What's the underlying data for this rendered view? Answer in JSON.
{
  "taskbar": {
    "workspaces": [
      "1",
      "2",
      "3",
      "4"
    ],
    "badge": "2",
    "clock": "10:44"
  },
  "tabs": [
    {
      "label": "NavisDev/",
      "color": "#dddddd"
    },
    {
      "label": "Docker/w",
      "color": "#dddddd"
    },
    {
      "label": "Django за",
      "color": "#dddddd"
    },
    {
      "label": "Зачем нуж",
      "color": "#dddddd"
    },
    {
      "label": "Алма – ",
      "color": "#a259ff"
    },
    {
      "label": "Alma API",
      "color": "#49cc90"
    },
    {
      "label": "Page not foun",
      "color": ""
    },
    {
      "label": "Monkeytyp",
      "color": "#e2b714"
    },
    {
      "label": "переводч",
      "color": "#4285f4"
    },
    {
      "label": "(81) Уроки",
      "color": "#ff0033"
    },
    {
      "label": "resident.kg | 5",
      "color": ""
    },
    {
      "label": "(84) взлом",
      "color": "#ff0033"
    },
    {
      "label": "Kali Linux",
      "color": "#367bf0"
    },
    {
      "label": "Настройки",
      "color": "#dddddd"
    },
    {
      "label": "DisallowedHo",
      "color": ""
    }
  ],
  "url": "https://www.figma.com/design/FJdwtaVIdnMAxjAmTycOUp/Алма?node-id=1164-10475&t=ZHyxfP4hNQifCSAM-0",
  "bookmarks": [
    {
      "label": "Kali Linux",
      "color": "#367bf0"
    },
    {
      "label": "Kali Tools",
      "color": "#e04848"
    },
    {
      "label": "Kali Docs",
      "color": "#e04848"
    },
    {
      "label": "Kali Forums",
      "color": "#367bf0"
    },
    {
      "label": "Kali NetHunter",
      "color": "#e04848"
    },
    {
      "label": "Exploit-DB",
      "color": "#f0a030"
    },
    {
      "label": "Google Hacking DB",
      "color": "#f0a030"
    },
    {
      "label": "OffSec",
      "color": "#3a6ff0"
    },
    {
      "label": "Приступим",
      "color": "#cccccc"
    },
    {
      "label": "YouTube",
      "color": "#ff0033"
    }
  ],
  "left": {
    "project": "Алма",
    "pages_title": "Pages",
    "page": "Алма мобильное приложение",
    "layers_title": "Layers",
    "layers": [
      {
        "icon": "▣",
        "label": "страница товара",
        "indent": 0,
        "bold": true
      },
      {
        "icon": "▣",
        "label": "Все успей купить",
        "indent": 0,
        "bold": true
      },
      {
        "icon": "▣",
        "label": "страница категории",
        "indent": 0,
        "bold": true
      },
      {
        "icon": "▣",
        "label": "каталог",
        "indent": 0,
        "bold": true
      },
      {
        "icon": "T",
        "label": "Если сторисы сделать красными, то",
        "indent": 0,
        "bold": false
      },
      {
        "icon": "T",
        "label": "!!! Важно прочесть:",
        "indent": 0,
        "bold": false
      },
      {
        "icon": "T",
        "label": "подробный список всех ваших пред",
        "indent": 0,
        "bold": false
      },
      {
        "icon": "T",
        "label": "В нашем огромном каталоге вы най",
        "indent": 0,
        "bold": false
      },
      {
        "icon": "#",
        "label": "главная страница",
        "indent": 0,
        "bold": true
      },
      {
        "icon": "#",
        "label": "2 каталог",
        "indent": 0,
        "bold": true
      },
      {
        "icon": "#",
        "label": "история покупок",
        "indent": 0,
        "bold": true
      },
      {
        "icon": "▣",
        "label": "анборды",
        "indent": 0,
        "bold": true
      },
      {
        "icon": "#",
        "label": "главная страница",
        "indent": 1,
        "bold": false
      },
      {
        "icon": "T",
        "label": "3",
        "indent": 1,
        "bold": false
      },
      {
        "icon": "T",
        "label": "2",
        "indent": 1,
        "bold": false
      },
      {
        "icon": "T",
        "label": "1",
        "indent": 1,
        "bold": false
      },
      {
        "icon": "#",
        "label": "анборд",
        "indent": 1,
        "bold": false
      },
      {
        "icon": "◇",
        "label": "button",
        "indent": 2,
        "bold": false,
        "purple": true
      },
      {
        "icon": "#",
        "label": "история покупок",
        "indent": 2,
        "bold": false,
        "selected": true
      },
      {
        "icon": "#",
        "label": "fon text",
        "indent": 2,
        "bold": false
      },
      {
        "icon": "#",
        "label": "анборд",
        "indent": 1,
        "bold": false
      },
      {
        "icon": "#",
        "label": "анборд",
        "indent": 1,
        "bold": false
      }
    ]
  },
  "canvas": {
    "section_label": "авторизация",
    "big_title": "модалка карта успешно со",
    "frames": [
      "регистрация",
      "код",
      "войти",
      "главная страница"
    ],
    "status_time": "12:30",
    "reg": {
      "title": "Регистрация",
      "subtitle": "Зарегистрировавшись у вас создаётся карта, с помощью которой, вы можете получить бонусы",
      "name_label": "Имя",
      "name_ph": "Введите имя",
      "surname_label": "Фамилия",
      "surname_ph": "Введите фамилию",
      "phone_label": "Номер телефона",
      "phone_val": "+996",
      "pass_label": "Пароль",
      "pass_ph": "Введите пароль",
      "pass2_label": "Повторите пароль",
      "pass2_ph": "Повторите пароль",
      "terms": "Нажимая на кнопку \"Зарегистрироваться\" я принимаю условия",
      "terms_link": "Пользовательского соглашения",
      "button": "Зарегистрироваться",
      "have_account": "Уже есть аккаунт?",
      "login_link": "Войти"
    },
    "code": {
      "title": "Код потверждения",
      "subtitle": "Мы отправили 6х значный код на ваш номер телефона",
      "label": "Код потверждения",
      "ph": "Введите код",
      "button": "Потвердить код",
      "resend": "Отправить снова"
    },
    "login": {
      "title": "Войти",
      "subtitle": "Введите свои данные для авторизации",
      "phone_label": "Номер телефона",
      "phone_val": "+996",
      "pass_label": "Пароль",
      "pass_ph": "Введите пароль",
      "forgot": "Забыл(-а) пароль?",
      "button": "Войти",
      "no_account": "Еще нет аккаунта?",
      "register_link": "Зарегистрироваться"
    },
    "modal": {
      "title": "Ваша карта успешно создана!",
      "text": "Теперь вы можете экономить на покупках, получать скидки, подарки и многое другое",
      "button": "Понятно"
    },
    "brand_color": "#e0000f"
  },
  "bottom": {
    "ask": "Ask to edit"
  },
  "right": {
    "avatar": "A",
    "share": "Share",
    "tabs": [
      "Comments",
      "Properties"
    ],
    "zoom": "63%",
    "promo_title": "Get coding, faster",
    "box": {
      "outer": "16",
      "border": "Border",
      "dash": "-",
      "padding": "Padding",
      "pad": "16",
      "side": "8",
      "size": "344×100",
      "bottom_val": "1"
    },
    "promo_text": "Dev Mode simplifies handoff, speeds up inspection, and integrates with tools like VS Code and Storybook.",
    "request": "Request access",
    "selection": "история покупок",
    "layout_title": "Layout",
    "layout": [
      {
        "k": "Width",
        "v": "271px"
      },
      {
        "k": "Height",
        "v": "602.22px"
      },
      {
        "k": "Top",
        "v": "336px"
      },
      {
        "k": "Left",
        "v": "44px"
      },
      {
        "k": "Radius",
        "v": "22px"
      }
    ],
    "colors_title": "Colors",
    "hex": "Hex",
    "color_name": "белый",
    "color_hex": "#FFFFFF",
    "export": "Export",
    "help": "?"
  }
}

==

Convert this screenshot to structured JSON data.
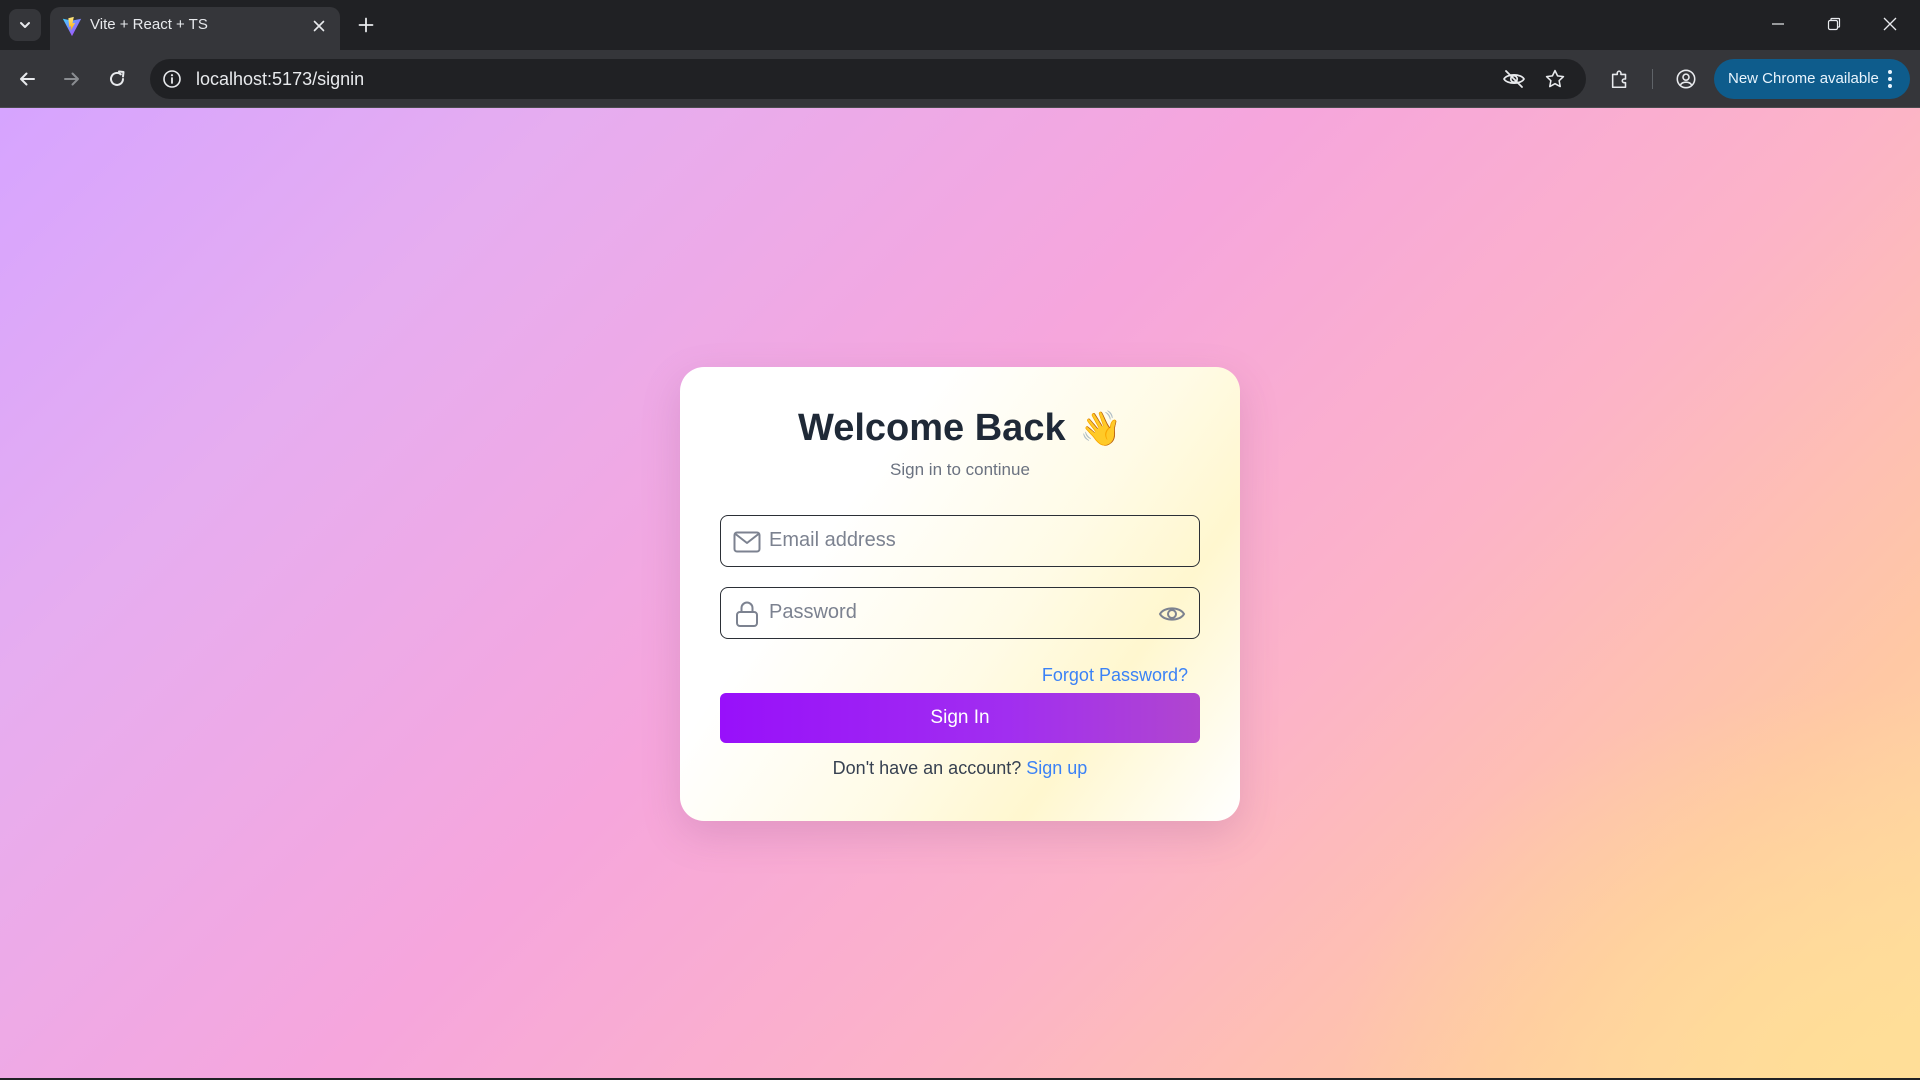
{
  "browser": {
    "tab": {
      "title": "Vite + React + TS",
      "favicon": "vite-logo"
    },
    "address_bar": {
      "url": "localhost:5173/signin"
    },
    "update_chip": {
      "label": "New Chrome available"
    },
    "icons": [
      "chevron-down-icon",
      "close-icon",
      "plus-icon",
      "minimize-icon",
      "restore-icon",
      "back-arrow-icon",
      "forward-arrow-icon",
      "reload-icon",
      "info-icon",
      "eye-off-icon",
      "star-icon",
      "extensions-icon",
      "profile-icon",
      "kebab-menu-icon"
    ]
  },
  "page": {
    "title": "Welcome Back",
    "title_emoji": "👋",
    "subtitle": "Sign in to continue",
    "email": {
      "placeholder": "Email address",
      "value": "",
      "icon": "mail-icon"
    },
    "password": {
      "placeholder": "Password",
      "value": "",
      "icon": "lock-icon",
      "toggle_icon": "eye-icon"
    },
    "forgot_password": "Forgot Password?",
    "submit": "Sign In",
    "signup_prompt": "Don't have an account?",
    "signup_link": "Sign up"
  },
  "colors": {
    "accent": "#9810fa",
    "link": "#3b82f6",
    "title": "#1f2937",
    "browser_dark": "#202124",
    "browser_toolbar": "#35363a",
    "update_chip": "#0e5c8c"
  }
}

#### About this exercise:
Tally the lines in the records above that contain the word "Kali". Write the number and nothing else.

#### Answer to this task:
6